_Problem statement_
The response should be an exact repetition of all the entries.

_Data under study_
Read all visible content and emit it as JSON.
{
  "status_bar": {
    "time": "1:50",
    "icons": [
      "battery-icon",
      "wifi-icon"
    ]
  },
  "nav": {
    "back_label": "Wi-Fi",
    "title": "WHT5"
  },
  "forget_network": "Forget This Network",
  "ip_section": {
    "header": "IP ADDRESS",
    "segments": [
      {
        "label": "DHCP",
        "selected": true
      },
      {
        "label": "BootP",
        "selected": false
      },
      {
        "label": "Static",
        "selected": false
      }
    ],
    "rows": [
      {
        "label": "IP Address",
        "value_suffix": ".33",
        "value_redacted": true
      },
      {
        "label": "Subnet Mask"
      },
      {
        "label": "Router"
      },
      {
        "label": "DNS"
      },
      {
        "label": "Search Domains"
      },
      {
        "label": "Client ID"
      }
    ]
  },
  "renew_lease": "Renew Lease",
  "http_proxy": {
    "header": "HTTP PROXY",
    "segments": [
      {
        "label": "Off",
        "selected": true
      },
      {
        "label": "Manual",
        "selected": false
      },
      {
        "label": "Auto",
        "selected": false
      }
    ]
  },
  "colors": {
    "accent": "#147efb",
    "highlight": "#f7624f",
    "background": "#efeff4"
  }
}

_Response area_
Read all visible content and emit it as JSON.
{
  "status_bar": {
    "time": "1:50",
    "icons": [
      "battery-icon",
      "wifi-icon"
    ]
  },
  "nav": {
    "back_label": "Wi-Fi",
    "title": "WHT5"
  },
  "forget_network": "Forget This Network",
  "ip_section": {
    "header": "IP ADDRESS",
    "segments": [
      {
        "label": "DHCP",
        "selected": true
      },
      {
        "label": "BootP",
        "selected": false
      },
      {
        "label": "Static",
        "selected": false
      }
    ],
    "rows": [
      {
        "label": "IP Address",
        "value_suffix": ".33",
        "value_redacted": true
      },
      {
        "label": "Subnet Mask"
      },
      {
        "label": "Router"
      },
      {
        "label": "DNS"
      },
      {
        "label": "Search Domains"
      },
      {
        "label": "Client ID"
      }
    ]
  },
  "renew_lease": "Renew Lease",
  "http_proxy": {
    "header": "HTTP PROXY",
    "segments": [
      {
        "label": "Off",
        "selected": true
      },
      {
        "label": "Manual",
        "selected": false
      },
      {
        "label": "Auto",
        "selected": false
      }
    ]
  },
  "colors": {
    "accent": "#147efb",
    "highlight": "#f7624f",
    "background": "#efeff4"
  }
}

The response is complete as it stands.